By Celia Hatton, BBC News, 21 December 2015
Fujian, China -- China has the fastest-ageing population in human history but the state provides very little support for elderly people. Ageing parents have traditionally been looked after by their children - but in today's China that is not always the case.
China has a lot of orphanages for children. But the Ji Xiang temple has an entirely different purpose - it's an orphanage for the elderly.
High in the mountains of China's southern Fujian province, the temple has all of the things you might expect to see in a Buddhist sanctuary. A giant Buddha statue dominates the cavernous main building, filling it with a golden glow. Outside, a beautifully sculpted garden is dotted with small stone statues.
But look closely and other things reveal the temple's main function: handrails along the steps and rows of medication bottles in a cabinet in the hall.
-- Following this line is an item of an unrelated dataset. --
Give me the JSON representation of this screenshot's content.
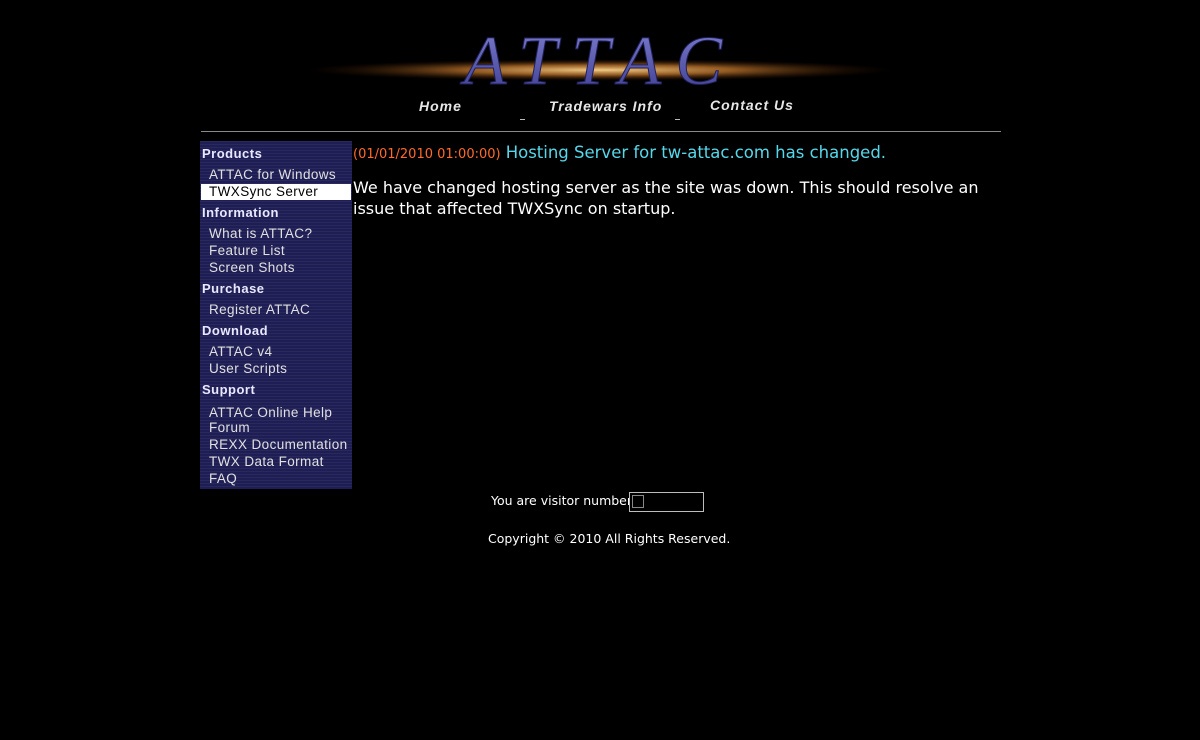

Dozens of elderly people are living their final years here. Some are too poor to go elsewhere. Others have no children to care for them. But most have simply been abandoned by their families. In extremely poor communities, once they can no longer work, they're considered to be a burden.
"In this area, there's not much family loyalty," explains the temple's head nun, Neng Qing. "Old people are really suffering. In a neighbouring village, there was one old person who had eight children. Every morning, he went to each of the children's families but no-one even invited him in for breakfast. The village contacted us, but it was too late. He had already committed suicide."
At 81, Neng Qing still runs the whole operation, travelling into villages to rescue elderly people who are dying from lack of care.
"It's heartbreaking when we go to pick up these people from their homes because some of them have been sick for a long time. Sometimes, daughters-in-law make their husbands abandon their mothers because they've lost the ability to work. They're in such bad health that we have to carry them out on a stretcher, but then we nurse them back to health."
The temple runs on a strict schedule, starting at 4am every morning. All the residents are expected to rise in order to study Buddhist texts. An hour-long chanting ceremony follows before breakfast is served. The same pattern continues throughout the day: reading, chanting, eating, resting, until everyone sleeps shortly after dark.
"We all watch out for each other," Neng Qing says. "I used to wake up twice a night to change the heating pads under the bed covers for the residents, but now they help each other. The 80-year-olds help the 100-year-olds."
The entire place is so clean and orderly that it's easy to forget that many of the residents have escaped from a nightmare.
Two tiny sisters who share a room on the ground floor are a perfect example. Shi Yuping is 92 and Shi Guazi is 86. Both have white hair pinned neatly behind their ears. Guazi coddles her older sister, combing her hair and fixing the pins.
"No-one cared for me at home. My four sons wouldn't look after me there," she says. "My home isn't as good as this place. If it was good, I would have stayed."
When Shi Guazi arrived at the temple, she was painfully thin because her children had refused to feed her more than a single bowl of rice a day.
A year later, her older sister followed her, and for the last decade, they've lived together in the temple.
Many worry who will care for the rest of China's elderly, currently numbering 220 million. China has the fastest ageing population in human history, according to the World Bank. By 2050, more than 40% of the population will be over the age of 60.